Does Empathy Have a Cost? Older Adults and Social Partners Experiencing Problems

Background and Objectives:

Empathy underlies older adults' awareness and responses to their social partners' needs, but it is unclear whether such awareness is beneficial or harmful to older adults' well-being. We examined whether older adults' empathy was associated with having encounters with social partners incurring problems and their own well-being throughout the day.

Research Design and Methods:

Participants were adults aged more than 65 years from the Daily Experiences and Well-being Study. These older adults (n = 313) rated empathy and indicated social partners' problems (e.g., health, emotional, and financial problems) in a baseline interview. They also reported encounters with social partners and their mood every 3 hr over 5-6 days.


Multiple regressions showed that more empathic older adults reported a greater proportion of social partners with major life problems than less empathic older adults. Older adults' empathy was not associated with their contact or negative encounters with social partners experiencing problems. Multilevel models revealed that encounters with these social partners had negative consequences for older adults' mood throughout the day; however, these consequences were reduced in more empathic older adults.

Discussion and Implications:

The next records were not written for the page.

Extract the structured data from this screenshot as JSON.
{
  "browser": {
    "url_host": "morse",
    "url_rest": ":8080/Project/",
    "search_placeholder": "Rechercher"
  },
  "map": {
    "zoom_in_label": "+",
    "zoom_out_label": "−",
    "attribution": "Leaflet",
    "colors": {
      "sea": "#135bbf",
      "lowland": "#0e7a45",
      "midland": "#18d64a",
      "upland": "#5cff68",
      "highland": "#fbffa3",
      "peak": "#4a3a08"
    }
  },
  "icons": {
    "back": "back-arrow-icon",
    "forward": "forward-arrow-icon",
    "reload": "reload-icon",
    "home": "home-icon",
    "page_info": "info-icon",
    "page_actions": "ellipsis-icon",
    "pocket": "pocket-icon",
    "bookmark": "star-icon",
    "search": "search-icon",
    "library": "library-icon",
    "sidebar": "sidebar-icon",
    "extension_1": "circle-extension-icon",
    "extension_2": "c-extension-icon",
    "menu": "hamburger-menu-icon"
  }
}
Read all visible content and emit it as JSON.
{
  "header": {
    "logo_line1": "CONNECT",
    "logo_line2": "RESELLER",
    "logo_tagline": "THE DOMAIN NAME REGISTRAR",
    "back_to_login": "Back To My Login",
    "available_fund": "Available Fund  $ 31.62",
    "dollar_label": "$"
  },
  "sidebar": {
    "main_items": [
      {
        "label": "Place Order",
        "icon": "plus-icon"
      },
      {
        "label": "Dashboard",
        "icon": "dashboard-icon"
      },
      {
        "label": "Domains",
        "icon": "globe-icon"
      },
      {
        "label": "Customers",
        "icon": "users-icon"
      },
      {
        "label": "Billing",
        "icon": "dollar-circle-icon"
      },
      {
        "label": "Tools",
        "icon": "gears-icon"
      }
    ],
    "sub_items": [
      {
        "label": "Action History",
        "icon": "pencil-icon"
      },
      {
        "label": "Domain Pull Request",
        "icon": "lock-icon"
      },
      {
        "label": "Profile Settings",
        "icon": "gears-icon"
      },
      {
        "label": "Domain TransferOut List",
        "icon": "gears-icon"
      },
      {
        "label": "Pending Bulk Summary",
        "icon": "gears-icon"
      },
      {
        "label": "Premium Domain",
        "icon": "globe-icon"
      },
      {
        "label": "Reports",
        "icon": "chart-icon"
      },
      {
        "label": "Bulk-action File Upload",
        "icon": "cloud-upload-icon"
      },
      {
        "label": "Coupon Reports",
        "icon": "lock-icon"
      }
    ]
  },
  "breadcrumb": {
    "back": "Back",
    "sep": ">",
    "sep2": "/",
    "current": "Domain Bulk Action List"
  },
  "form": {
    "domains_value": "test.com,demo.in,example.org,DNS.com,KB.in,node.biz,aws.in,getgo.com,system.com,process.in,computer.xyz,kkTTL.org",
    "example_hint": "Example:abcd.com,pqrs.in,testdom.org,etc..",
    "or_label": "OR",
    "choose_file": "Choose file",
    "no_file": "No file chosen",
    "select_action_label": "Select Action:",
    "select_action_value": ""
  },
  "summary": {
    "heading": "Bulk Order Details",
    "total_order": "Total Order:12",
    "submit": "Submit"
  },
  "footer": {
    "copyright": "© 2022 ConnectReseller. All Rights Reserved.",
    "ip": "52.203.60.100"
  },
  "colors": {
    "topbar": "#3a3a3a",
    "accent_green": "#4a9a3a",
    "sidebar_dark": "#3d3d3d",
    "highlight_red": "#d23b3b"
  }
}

This study emphasizes the importance of empathy in late life and refines our understanding of older adults' social lives and well-being. Findings carry implications for interventions that aim to protect older adults' well-being when their close others incur crises.